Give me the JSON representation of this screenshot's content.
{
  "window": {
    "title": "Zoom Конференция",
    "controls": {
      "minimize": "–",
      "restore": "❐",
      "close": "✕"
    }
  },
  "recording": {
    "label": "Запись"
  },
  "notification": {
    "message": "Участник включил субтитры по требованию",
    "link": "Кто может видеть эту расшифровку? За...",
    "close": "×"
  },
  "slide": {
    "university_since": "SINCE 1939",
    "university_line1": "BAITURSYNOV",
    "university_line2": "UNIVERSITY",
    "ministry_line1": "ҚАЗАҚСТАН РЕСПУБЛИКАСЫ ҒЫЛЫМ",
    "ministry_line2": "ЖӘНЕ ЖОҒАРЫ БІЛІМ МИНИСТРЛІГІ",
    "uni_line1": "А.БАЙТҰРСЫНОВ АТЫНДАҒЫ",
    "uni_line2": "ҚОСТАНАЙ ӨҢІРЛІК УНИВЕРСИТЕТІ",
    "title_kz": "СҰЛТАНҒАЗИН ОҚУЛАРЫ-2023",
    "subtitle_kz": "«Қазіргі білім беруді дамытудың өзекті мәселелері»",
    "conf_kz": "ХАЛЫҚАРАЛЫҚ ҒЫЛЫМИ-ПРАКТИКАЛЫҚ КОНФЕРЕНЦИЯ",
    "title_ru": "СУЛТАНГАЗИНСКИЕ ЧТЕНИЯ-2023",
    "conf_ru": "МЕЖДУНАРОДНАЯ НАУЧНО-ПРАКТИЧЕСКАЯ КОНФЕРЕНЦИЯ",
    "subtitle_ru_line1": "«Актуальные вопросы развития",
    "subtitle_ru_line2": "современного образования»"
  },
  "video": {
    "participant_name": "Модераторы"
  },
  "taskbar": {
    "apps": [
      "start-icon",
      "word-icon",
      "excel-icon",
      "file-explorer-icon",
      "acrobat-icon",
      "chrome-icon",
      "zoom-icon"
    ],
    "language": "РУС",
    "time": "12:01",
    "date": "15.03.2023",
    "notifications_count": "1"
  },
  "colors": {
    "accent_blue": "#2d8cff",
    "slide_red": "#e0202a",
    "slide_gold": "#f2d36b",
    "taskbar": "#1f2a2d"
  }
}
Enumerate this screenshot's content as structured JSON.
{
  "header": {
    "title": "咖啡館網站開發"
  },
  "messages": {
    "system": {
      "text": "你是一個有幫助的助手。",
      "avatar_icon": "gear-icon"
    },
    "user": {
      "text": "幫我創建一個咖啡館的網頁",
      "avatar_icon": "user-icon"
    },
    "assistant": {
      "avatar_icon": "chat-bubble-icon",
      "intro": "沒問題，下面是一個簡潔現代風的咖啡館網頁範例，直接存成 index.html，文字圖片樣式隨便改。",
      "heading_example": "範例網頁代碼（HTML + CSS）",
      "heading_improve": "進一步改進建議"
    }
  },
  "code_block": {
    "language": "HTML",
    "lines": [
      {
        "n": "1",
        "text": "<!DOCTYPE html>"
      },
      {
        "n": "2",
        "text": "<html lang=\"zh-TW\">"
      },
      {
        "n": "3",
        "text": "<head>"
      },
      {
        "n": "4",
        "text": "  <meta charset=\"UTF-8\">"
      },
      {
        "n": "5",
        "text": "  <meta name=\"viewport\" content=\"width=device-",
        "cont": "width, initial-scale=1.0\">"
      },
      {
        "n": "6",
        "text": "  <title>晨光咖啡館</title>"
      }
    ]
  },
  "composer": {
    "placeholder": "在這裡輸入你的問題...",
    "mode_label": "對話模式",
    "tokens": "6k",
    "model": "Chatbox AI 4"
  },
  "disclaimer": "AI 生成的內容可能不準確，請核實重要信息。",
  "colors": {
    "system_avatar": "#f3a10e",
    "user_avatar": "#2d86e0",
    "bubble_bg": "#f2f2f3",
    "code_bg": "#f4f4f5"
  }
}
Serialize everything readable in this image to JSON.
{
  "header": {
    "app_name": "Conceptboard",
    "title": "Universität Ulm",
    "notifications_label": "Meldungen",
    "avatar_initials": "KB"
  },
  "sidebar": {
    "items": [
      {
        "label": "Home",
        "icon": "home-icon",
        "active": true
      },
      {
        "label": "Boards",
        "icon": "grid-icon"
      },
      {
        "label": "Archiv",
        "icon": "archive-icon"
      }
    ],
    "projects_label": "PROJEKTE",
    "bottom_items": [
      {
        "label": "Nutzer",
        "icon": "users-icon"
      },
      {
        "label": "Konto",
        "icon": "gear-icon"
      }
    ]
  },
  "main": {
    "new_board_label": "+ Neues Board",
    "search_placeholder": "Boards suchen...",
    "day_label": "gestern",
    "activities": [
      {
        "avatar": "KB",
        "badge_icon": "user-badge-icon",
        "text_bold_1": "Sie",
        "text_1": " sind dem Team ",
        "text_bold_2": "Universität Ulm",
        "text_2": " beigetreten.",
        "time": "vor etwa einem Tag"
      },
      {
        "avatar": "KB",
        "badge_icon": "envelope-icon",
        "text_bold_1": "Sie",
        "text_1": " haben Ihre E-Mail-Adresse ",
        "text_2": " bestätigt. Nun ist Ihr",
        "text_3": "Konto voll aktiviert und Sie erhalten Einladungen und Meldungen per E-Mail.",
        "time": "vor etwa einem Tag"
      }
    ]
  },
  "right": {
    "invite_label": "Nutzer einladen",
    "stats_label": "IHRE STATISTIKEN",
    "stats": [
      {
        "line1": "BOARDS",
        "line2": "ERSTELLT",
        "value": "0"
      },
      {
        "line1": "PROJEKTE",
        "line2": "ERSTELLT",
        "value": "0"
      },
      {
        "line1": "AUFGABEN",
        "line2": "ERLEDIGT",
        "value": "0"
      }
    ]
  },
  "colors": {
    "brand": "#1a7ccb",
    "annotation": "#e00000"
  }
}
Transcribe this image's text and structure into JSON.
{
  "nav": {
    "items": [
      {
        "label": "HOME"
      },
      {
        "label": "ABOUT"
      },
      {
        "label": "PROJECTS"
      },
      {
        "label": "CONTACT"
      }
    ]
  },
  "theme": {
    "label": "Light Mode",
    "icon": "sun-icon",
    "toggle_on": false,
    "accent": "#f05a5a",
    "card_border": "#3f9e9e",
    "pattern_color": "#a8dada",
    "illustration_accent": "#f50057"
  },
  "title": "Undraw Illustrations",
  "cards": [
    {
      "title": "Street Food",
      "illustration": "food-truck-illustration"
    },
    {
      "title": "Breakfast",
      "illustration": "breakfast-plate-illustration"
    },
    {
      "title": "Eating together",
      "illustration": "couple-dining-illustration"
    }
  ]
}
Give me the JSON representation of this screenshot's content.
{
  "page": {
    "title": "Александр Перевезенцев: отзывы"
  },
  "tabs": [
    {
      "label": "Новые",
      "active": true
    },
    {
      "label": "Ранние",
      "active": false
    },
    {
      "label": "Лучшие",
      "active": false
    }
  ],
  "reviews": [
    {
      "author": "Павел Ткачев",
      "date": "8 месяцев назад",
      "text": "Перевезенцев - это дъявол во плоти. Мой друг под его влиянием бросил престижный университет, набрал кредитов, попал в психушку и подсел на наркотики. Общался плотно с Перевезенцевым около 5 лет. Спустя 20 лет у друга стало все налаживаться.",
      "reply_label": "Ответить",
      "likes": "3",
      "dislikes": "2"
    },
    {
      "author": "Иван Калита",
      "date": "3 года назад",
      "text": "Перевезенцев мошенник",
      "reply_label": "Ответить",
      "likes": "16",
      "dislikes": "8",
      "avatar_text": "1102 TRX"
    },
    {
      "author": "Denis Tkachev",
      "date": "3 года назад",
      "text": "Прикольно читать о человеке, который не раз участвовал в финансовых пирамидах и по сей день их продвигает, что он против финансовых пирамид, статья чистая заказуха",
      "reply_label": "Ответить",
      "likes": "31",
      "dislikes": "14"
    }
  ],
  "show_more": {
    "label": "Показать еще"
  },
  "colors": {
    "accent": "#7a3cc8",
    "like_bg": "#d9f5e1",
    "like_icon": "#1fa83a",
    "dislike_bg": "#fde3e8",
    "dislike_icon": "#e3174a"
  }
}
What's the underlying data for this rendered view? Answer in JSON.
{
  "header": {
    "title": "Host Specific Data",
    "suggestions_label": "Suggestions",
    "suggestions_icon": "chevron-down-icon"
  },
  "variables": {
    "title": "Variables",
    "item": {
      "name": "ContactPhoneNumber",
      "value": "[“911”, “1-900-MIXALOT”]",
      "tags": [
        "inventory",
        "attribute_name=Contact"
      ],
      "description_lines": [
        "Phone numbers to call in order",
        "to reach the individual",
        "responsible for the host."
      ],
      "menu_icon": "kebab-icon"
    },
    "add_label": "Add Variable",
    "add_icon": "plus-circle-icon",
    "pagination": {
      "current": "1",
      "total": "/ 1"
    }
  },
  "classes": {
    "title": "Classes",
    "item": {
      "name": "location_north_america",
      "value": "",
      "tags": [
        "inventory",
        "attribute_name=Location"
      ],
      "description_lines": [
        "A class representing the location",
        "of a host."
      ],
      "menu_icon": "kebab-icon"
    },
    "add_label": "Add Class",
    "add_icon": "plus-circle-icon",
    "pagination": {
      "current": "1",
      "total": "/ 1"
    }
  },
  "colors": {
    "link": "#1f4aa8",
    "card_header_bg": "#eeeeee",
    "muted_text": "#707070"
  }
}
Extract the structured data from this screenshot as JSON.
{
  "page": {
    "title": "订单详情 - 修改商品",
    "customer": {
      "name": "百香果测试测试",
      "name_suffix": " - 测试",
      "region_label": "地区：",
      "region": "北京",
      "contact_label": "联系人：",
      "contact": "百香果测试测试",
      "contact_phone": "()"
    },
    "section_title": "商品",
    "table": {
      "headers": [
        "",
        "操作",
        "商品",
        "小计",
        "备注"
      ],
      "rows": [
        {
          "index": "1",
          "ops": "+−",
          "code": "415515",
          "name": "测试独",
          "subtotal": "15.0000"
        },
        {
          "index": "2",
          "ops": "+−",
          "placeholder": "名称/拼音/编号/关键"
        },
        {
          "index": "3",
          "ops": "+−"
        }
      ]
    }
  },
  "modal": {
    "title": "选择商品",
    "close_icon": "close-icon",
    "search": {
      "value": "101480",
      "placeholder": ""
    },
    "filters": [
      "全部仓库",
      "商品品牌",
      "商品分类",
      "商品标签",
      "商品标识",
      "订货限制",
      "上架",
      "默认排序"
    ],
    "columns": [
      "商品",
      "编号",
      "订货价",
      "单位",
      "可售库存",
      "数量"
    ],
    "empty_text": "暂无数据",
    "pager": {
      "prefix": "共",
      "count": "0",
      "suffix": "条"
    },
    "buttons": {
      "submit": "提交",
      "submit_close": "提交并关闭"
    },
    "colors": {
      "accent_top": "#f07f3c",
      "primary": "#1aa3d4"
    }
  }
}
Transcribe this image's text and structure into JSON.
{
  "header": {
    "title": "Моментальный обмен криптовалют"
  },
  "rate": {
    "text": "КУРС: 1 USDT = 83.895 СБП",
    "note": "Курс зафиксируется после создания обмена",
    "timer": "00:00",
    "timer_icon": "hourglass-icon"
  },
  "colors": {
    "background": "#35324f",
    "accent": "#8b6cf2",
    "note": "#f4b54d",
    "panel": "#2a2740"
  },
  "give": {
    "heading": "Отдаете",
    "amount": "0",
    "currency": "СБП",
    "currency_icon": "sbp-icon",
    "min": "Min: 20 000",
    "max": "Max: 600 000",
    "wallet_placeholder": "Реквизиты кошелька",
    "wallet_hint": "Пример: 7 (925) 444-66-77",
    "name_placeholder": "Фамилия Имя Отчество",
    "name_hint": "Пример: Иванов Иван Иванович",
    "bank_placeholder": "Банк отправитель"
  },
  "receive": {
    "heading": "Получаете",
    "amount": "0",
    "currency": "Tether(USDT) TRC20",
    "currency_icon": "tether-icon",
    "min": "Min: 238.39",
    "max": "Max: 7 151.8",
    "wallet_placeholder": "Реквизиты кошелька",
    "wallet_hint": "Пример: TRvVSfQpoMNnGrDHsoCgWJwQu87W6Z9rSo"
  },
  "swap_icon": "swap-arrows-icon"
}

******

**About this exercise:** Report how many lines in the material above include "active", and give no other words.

**Answer box:** 4